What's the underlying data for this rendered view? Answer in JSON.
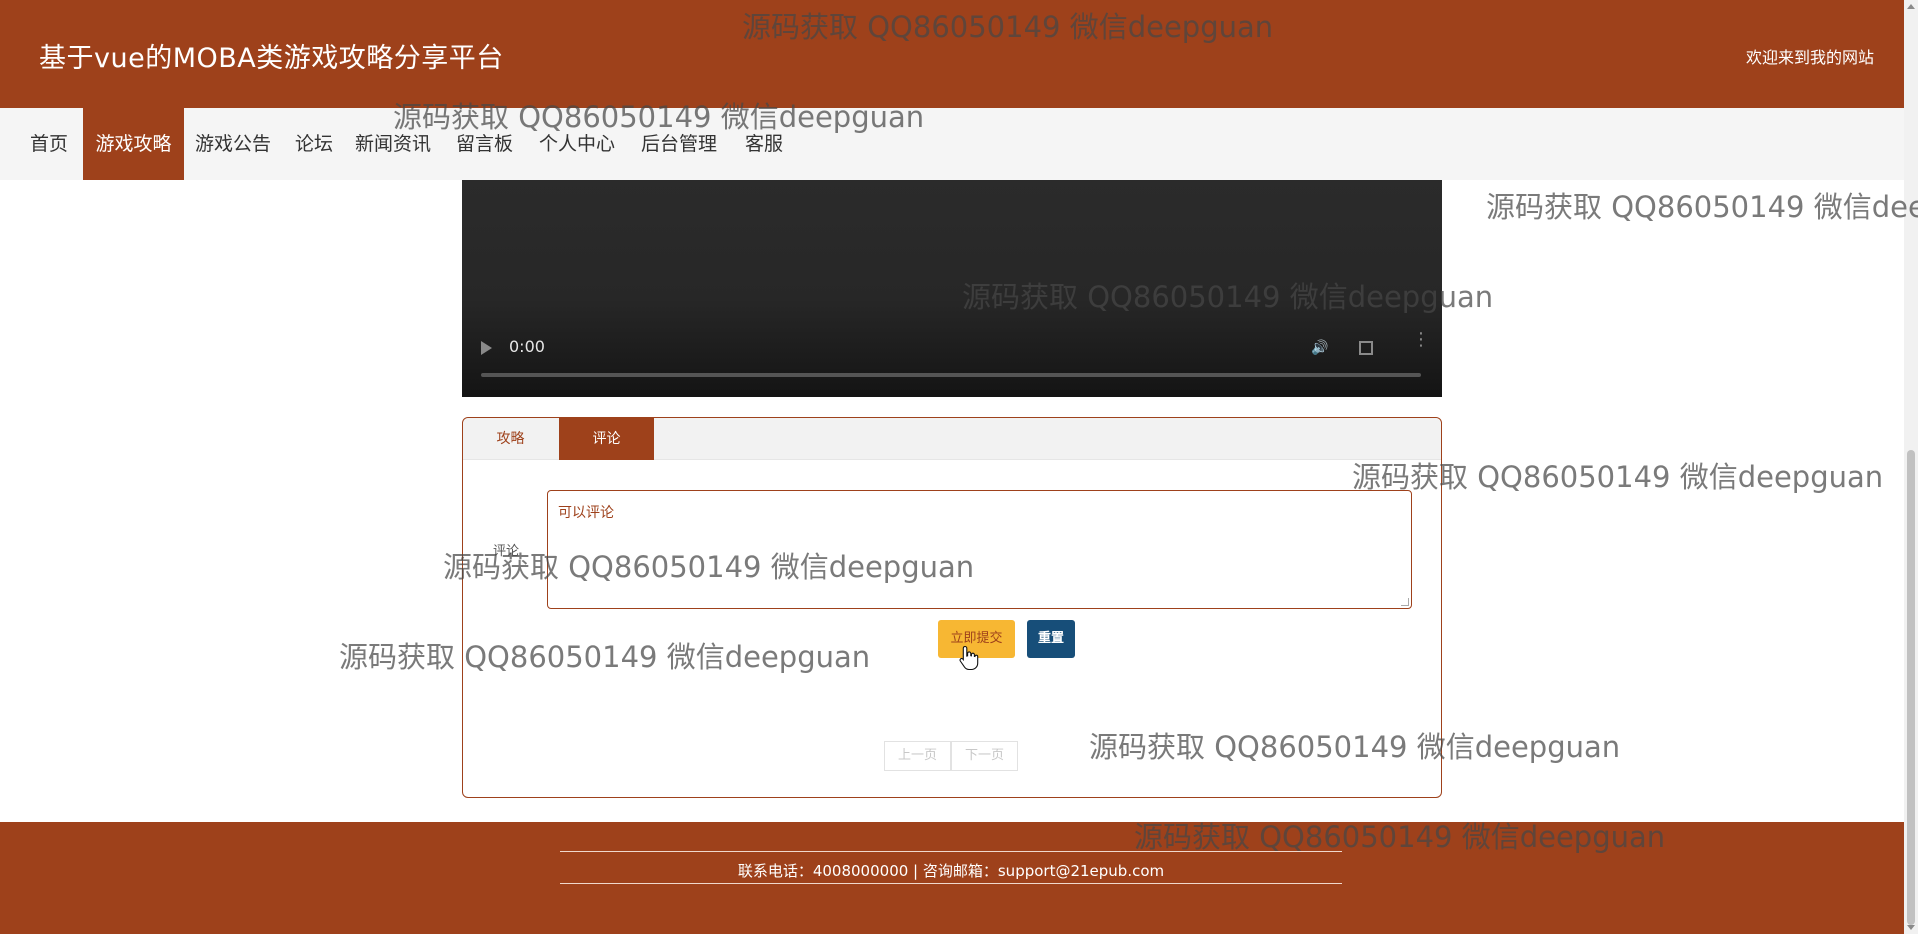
{
  "header": {
    "site_title": "基于vue的MOBA类游戏攻略分享平台",
    "welcome": "欢迎来到我的网站"
  },
  "nav": {
    "items": [
      "首页",
      "游戏攻略",
      "游戏公告",
      "论坛",
      "新闻资讯",
      "留言板",
      "个人中心",
      "后台管理",
      "客服"
    ],
    "active": "游戏攻略"
  },
  "video": {
    "current_time": "0:00",
    "progress": 0
  },
  "tabs": {
    "guide": "攻略",
    "comment": "评论",
    "active": "评论"
  },
  "comment_form": {
    "label": "评论",
    "placeholder": "可以评论",
    "submit_label": "立即提交",
    "reset_label": "重置"
  },
  "pager": {
    "prev": "上一页",
    "next": "下一页"
  },
  "footer": {
    "contact": "联系电话：4008000000 | 咨询邮箱：support@21epub.com"
  },
  "watermark": "源码获取 QQ86050149 微信deepguan",
  "colors": {
    "brand": "#9e411b",
    "submit_button": "#f7b733",
    "reset_button": "#174e79",
    "nav_background": "#f5f5f5"
  },
  "icons": [
    "play-icon",
    "volume-icon",
    "fullscreen-icon",
    "more-icon",
    "hand-cursor-icon"
  ]
}
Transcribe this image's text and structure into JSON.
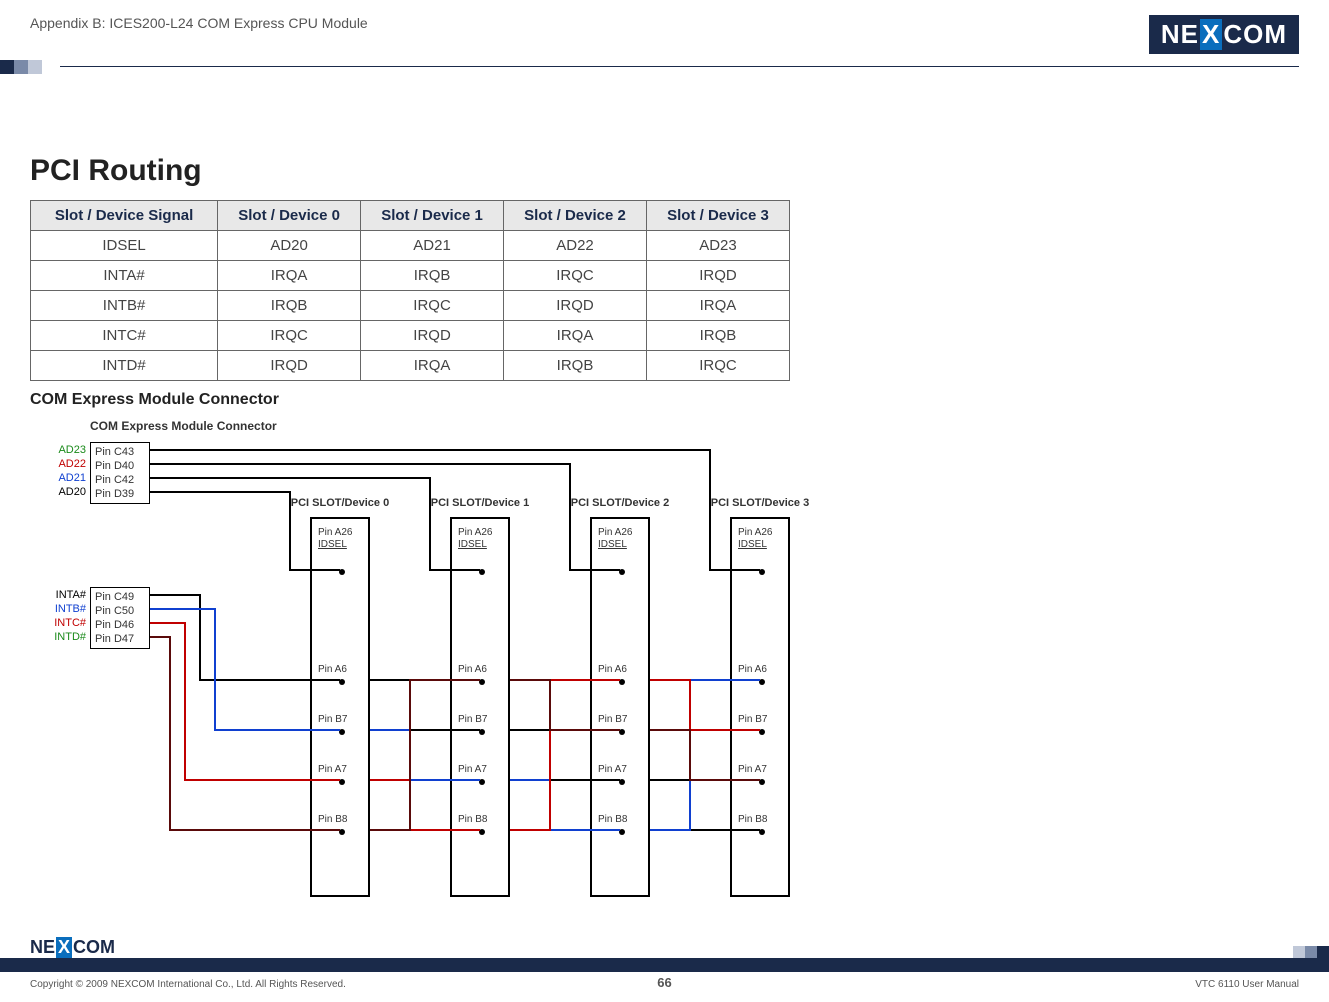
{
  "header": {
    "appendix_title": "Appendix B: ICES200-L24 COM Express CPU Module",
    "brand_prefix": "NE",
    "brand_mid": "X",
    "brand_suffix": "COM"
  },
  "main": {
    "heading": "PCI Routing",
    "table_headers": [
      "Slot / Device Signal",
      "Slot / Device 0",
      "Slot / Device 1",
      "Slot / Device 2",
      "Slot / Device 3"
    ],
    "table_rows": [
      {
        "cells": [
          "IDSEL",
          "AD20",
          "AD21",
          "AD22",
          "AD23"
        ]
      },
      {
        "cells": [
          "INTA#",
          "IRQA",
          "IRQB",
          "IRQC",
          "IRQD"
        ]
      },
      {
        "cells": [
          "INTB#",
          "IRQB",
          "IRQC",
          "IRQD",
          "IRQA"
        ]
      },
      {
        "cells": [
          "INTC#",
          "IRQC",
          "IRQD",
          "IRQA",
          "IRQB"
        ]
      },
      {
        "cells": [
          "INTD#",
          "IRQD",
          "IRQA",
          "IRQB",
          "IRQC"
        ]
      }
    ],
    "subheading": "COM Express Module Connector"
  },
  "diagram": {
    "title": "COM Express Module Connector",
    "ad_labels": [
      {
        "text": "AD23",
        "color": "#1a8a1a"
      },
      {
        "text": "AD22",
        "color": "#c00000"
      },
      {
        "text": "AD21",
        "color": "#1040d0"
      },
      {
        "text": "AD20",
        "color": "#000000"
      }
    ],
    "ad_pins": [
      "Pin C43",
      "Pin D40",
      "Pin C42",
      "Pin D39"
    ],
    "int_labels": [
      {
        "text": "INTA#",
        "color": "#000000"
      },
      {
        "text": "INTB#",
        "color": "#1040d0"
      },
      {
        "text": "INTC#",
        "color": "#c00000"
      },
      {
        "text": "INTD#",
        "color": "#1a8a1a"
      }
    ],
    "int_pins": [
      "Pin C49",
      "Pin C50",
      "Pin D46",
      "Pin D47"
    ],
    "slots": [
      {
        "title": "PCI SLOT/Device 0"
      },
      {
        "title": "PCI SLOT/Device 1"
      },
      {
        "title": "PCI SLOT/Device 2"
      },
      {
        "title": "PCI SLOT/Device 3"
      }
    ],
    "slot_pins_top": [
      "Pin A26",
      "IDSEL"
    ],
    "slot_pins_rows": [
      "Pin A6",
      "Pin B7",
      "Pin A7",
      "Pin B8"
    ]
  },
  "footer": {
    "brand_prefix": "NE",
    "brand_mid": "X",
    "brand_suffix": "COM",
    "copyright": "Copyright © 2009 NEXCOM International Co., Ltd. All Rights Reserved.",
    "page": "66",
    "manual": "VTC 6110 User Manual"
  }
}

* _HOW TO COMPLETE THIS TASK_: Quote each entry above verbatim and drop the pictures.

* _WRITTEN SOLUTION_:
What's the underlying data for this rendered view? Answer in JSON.
{
  "header": {
    "site_title": "基于vue的MOBA类游戏攻略分享平台",
    "welcome": "欢迎来到我的网站"
  },
  "nav": {
    "items": [
      "首页",
      "游戏攻略",
      "游戏公告",
      "论坛",
      "新闻资讯",
      "留言板",
      "个人中心",
      "后台管理",
      "客服"
    ],
    "active": "游戏攻略"
  },
  "video": {
    "current_time": "0:00",
    "progress": 0
  },
  "tabs": {
    "guide": "攻略",
    "comment": "评论",
    "active": "评论"
  },
  "comment_form": {
    "label": "评论",
    "placeholder": "可以评论",
    "submit_label": "立即提交",
    "reset_label": "重置"
  },
  "pager": {
    "prev": "上一页",
    "next": "下一页"
  },
  "footer": {
    "contact": "联系电话：4008000000 | 咨询邮箱：support@21epub.com"
  },
  "watermark": "源码获取 QQ86050149 微信deepguan",
  "colors": {
    "brand": "#9e411b",
    "submit_button": "#f7b733",
    "reset_button": "#174e79",
    "nav_background": "#f5f5f5"
  },
  "icons": [
    "play-icon",
    "volume-icon",
    "fullscreen-icon",
    "more-icon",
    "hand-cursor-icon"
  ]
}
Transcribe this image's text and structure into JSON.
{
  "header": {
    "appendix_title": "Appendix B: ICES200-L24 COM Express CPU Module",
    "brand_prefix": "NE",
    "brand_mid": "X",
    "brand_suffix": "COM"
  },
  "main": {
    "heading": "PCI Routing",
    "table_headers": [
      "Slot / Device Signal",
      "Slot / Device 0",
      "Slot / Device 1",
      "Slot / Device 2",
      "Slot / Device 3"
    ],
    "table_rows": [
      {
        "cells": [
          "IDSEL",
          "AD20",
          "AD21",
          "AD22",
          "AD23"
        ]
      },
      {
        "cells": [
          "INTA#",
          "IRQA",
          "IRQB",
          "IRQC",
          "IRQD"
        ]
      },
      {
        "cells": [
          "INTB#",
          "IRQB",
          "IRQC",
          "IRQD",
          "IRQA"
        ]
      },
      {
        "cells": [
          "INTC#",
          "IRQC",
          "IRQD",
          "IRQA",
          "IRQB"
        ]
      },
      {
        "cells": [
          "INTD#",
          "IRQD",
          "IRQA",
          "IRQB",
          "IRQC"
        ]
      }
    ],
    "subheading": "COM Express Module Connector"
  },
  "diagram": {
    "title": "COM Express Module Connector",
    "ad_labels": [
      {
        "text": "AD23",
        "color": "#1a8a1a"
      },
      {
        "text": "AD22",
        "color": "#c00000"
      },
      {
        "text": "AD21",
        "color": "#1040d0"
      },
      {
        "text": "AD20",
        "color": "#000000"
      }
    ],
    "ad_pins": [
      "Pin C43",
      "Pin D40",
      "Pin C42",
      "Pin D39"
    ],
    "int_labels": [
      {
        "text": "INTA#",
        "color": "#000000"
      },
      {
        "text": "INTB#",
        "color": "#1040d0"
      },
      {
        "text": "INTC#",
        "color": "#c00000"
      },
      {
        "text": "INTD#",
        "color": "#1a8a1a"
      }
    ],
    "int_pins": [
      "Pin C49",
      "Pin C50",
      "Pin D46",
      "Pin D47"
    ],
    "slots": [
      {
        "title": "PCI SLOT/Device 0"
      },
      {
        "title": "PCI SLOT/Device 1"
      },
      {
        "title": "PCI SLOT/Device 2"
      },
      {
        "title": "PCI SLOT/Device 3"
      }
    ],
    "slot_pins_top": [
      "Pin A26",
      "IDSEL"
    ],
    "slot_pins_rows": [
      "Pin A6",
      "Pin B7",
      "Pin A7",
      "Pin B8"
    ]
  },
  "footer": {
    "brand_prefix": "NE",
    "brand_mid": "X",
    "brand_suffix": "COM",
    "copyright": "Copyright © 2009 NEXCOM International Co., Ltd. All Rights Reserved.",
    "page": "66",
    "manual": "VTC 6110 User Manual"
  }
}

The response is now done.